**Given records:**
══════════════════════════════

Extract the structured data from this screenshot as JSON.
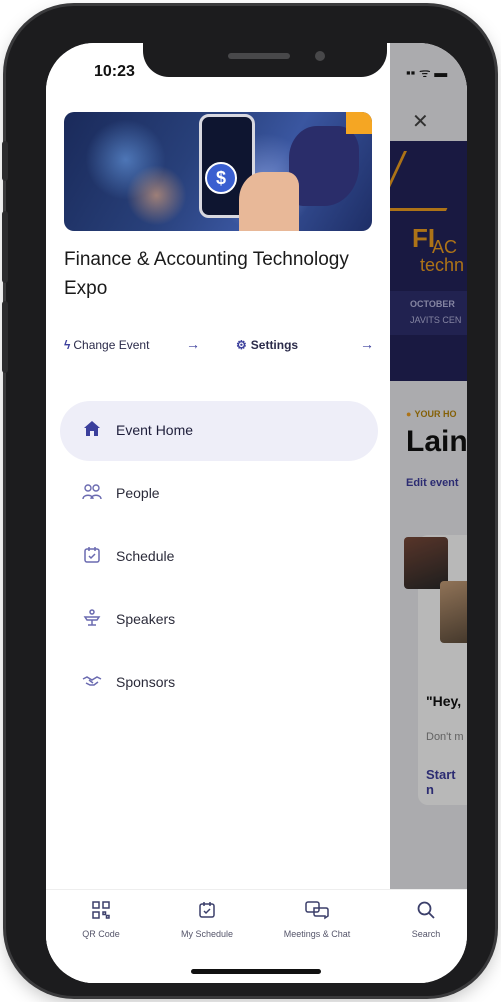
{
  "status": {
    "time": "10:23",
    "icons": "▪▪ ᯤ ▬"
  },
  "event": {
    "title": "Finance & Accounting Technology Expo"
  },
  "actions": {
    "change_event": "Change Event",
    "settings": "Settings"
  },
  "nav": [
    {
      "label": "Event Home",
      "icon": "home-icon",
      "active": true
    },
    {
      "label": "People",
      "icon": "people-icon",
      "active": false
    },
    {
      "label": "Schedule",
      "icon": "calendar-icon",
      "active": false
    },
    {
      "label": "Speakers",
      "icon": "podium-icon",
      "active": false
    },
    {
      "label": "Sponsors",
      "icon": "handshake-icon",
      "active": false
    }
  ],
  "tabs": [
    {
      "label": "QR Code",
      "icon": "qr-code-icon"
    },
    {
      "label": "My Schedule",
      "icon": "calendar-check-icon"
    },
    {
      "label": "Meetings & Chat",
      "icon": "chat-bubbles-icon"
    },
    {
      "label": "Search",
      "icon": "search-icon"
    }
  ],
  "background_page": {
    "banner_fi": "FI",
    "banner_ac": "AC",
    "banner_tech": "techn",
    "banner_date": "OCTOBER",
    "banner_venue": "JAVITS CEN",
    "label": "YOUR HO",
    "name": "Laine",
    "edit": "Edit event",
    "quote": "\"Hey,",
    "dont": "Don't m",
    "start": "Start n"
  },
  "colors": {
    "accent": "#3b3f9c",
    "active_bg": "#eeeef8",
    "orange": "#f5a623"
  }
}
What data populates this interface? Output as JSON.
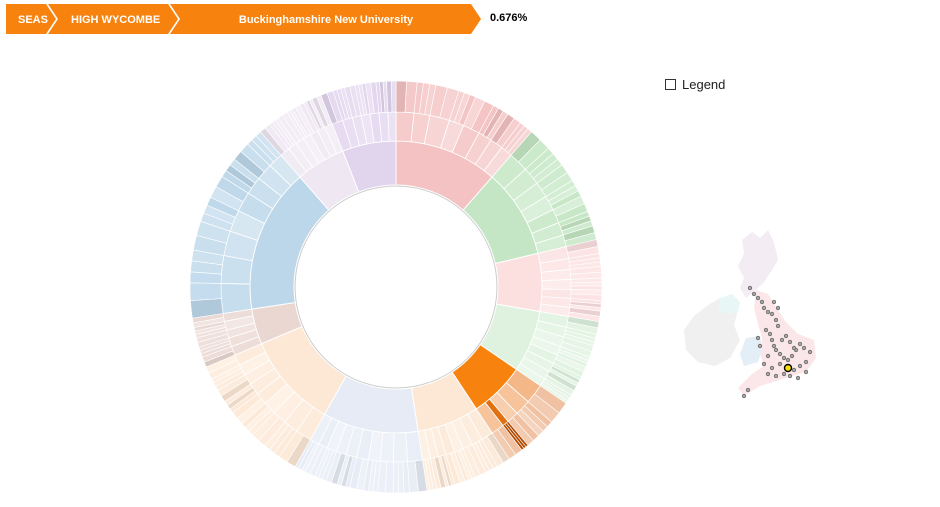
{
  "breadcrumb": {
    "items": [
      {
        "label": "SEAS"
      },
      {
        "label": "HIGH WYCOMBE"
      },
      {
        "label": "Buckinghamshire New University"
      }
    ],
    "color": "#f7820d"
  },
  "percentage": "0.676%",
  "legend": {
    "label": "Legend",
    "checked": false
  },
  "chart_data": {
    "type": "sunburst",
    "note_units": "share of whole (fraction)",
    "inner_ring": [
      {
        "value": 0.125,
        "color": "#f4c2c2",
        "children": [
          0.018,
          0.016,
          0.02,
          0.015,
          0.017,
          0.014,
          0.013,
          0.012
        ]
      },
      {
        "value": 0.108,
        "color": "#c4e6c4",
        "children": [
          0.02,
          0.018,
          0.016,
          0.015,
          0.014,
          0.013,
          0.012
        ]
      },
      {
        "value": 0.07,
        "color": "#fce0e0",
        "children": [
          0.012,
          0.011,
          0.01,
          0.01,
          0.009,
          0.009,
          0.009
        ]
      },
      {
        "value": 0.075,
        "color": "#dff2df",
        "children": [
          0.011,
          0.01,
          0.01,
          0.009,
          0.009,
          0.009,
          0.009,
          0.008
        ]
      },
      {
        "value": 0.0676,
        "color": "#f7820d",
        "children": [
          0.02,
          0.016,
          0.012,
          0.0066,
          0.013
        ]
      },
      {
        "value": 0.075,
        "color": "#fce8d5",
        "children": [
          0.012,
          0.011,
          0.01,
          0.009,
          0.009,
          0.008,
          0.008,
          0.008
        ]
      },
      {
        "value": 0.1155,
        "color": "#e6ebf5",
        "children": [
          0.015,
          0.014,
          0.013,
          0.012,
          0.012,
          0.011,
          0.01,
          0.01,
          0.009,
          0.0095
        ]
      },
      {
        "value": 0.115,
        "color": "#fde8d5",
        "children": [
          0.016,
          0.015,
          0.014,
          0.013,
          0.012,
          0.012,
          0.011,
          0.011,
          0.011
        ]
      },
      {
        "value": 0.043,
        "color": "#ead7d2",
        "children": [
          0.009,
          0.009,
          0.008,
          0.009,
          0.008
        ]
      },
      {
        "value": 0.175,
        "color": "#bcd7ea",
        "children": [
          0.03,
          0.028,
          0.025,
          0.022,
          0.02,
          0.018,
          0.017,
          0.015
        ]
      },
      {
        "value": 0.06,
        "color": "#efe7f2",
        "children": [
          0.01,
          0.009,
          0.009,
          0.008,
          0.008,
          0.008,
          0.008
        ]
      },
      {
        "value": 0.065,
        "color": "#e1d5ee",
        "children": [
          0.011,
          0.01,
          0.009,
          0.009,
          0.009,
          0.009,
          0.008
        ]
      }
    ]
  },
  "map": {
    "land_color": "#f0f0f0",
    "scotland_color": "#f3ecf3",
    "england_color": "#fbe7ea",
    "wales_color": "#e4eef6",
    "ni_color": "#e8f6f6",
    "marker_color": "#999999",
    "highlight_color": "#f7e000"
  }
}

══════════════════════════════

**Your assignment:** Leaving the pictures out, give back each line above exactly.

**Solution for this exercise:**
Extract the structured data from this screenshot as JSON.
{
  "status": {
    "time": "10:23",
    "icons": "▪▪ ᯤ ▬"
  },
  "event": {
    "title": "Finance & Accounting Technology Expo"
  },
  "actions": {
    "change_event": "Change Event",
    "settings": "Settings"
  },
  "nav": [
    {
      "label": "Event Home",
      "icon": "home-icon",
      "active": true
    },
    {
      "label": "People",
      "icon": "people-icon",
      "active": false
    },
    {
      "label": "Schedule",
      "icon": "calendar-icon",
      "active": false
    },
    {
      "label": "Speakers",
      "icon": "podium-icon",
      "active": false
    },
    {
      "label": "Sponsors",
      "icon": "handshake-icon",
      "active": false
    }
  ],
  "tabs": [
    {
      "label": "QR Code",
      "icon": "qr-code-icon"
    },
    {
      "label": "My Schedule",
      "icon": "calendar-check-icon"
    },
    {
      "label": "Meetings & Chat",
      "icon": "chat-bubbles-icon"
    },
    {
      "label": "Search",
      "icon": "search-icon"
    }
  ],
  "background_page": {
    "banner_fi": "FI",
    "banner_ac": "AC",
    "banner_tech": "techn",
    "banner_date": "OCTOBER",
    "banner_venue": "JAVITS CEN",
    "label": "YOUR HO",
    "name": "Laine",
    "edit": "Edit event",
    "quote": "\"Hey,",
    "dont": "Don't m",
    "start": "Start n"
  },
  "colors": {
    "accent": "#3b3f9c",
    "active_bg": "#eeeef8",
    "orange": "#f5a623"
  }
}
What data populates this interface? Output as JSON.
{
  "breadcrumb": {
    "items": [
      {
        "label": "SEAS"
      },
      {
        "label": "HIGH WYCOMBE"
      },
      {
        "label": "Buckinghamshire New University"
      }
    ],
    "color": "#f7820d"
  },
  "percentage": "0.676%",
  "legend": {
    "label": "Legend",
    "checked": false
  },
  "chart_data": {
    "type": "sunburst",
    "note_units": "share of whole (fraction)",
    "inner_ring": [
      {
        "value": 0.125,
        "color": "#f4c2c2",
        "children": [
          0.018,
          0.016,
          0.02,
          0.015,
          0.017,
          0.014,
          0.013,
          0.012
        ]
      },
      {
        "value": 0.108,
        "color": "#c4e6c4",
        "children": [
          0.02,
          0.018,
          0.016,
          0.015,
          0.014,
          0.013,
          0.012
        ]
      },
      {
        "value": 0.07,
        "color": "#fce0e0",
        "children": [
          0.012,
          0.011,
          0.01,
          0.01,
          0.009,
          0.009,
          0.009
        ]
      },
      {
        "value": 0.075,
        "color": "#dff2df",
        "children": [
          0.011,
          0.01,
          0.01,
          0.009,
          0.009,
          0.009,
          0.009,
          0.008
        ]
      },
      {
        "value": 0.0676,
        "color": "#f7820d",
        "children": [
          0.02,
          0.016,
          0.012,
          0.0066,
          0.013
        ]
      },
      {
        "value": 0.075,
        "color": "#fce8d5",
        "children": [
          0.012,
          0.011,
          0.01,
          0.009,
          0.009,
          0.008,
          0.008,
          0.008
        ]
      },
      {
        "value": 0.1155,
        "color": "#e6ebf5",
        "children": [
          0.015,
          0.014,
          0.013,
          0.012,
          0.012,
          0.011,
          0.01,
          0.01,
          0.009,
          0.0095
        ]
      },
      {
        "value": 0.115,
        "color": "#fde8d5",
        "children": [
          0.016,
          0.015,
          0.014,
          0.013,
          0.012,
          0.012,
          0.011,
          0.011,
          0.011
        ]
      },
      {
        "value": 0.043,
        "color": "#ead7d2",
        "children": [
          0.009,
          0.009,
          0.008,
          0.009,
          0.008
        ]
      },
      {
        "value": 0.175,
        "color": "#bcd7ea",
        "children": [
          0.03,
          0.028,
          0.025,
          0.022,
          0.02,
          0.018,
          0.017,
          0.015
        ]
      },
      {
        "value": 0.06,
        "color": "#efe7f2",
        "children": [
          0.01,
          0.009,
          0.009,
          0.008,
          0.008,
          0.008,
          0.008
        ]
      },
      {
        "value": 0.065,
        "color": "#e1d5ee",
        "children": [
          0.011,
          0.01,
          0.009,
          0.009,
          0.009,
          0.009,
          0.008
        ]
      }
    ]
  },
  "map": {
    "land_color": "#f0f0f0",
    "scotland_color": "#f3ecf3",
    "england_color": "#fbe7ea",
    "wales_color": "#e4eef6",
    "ni_color": "#e8f6f6",
    "marker_color": "#999999",
    "highlight_color": "#f7e000"
  }
}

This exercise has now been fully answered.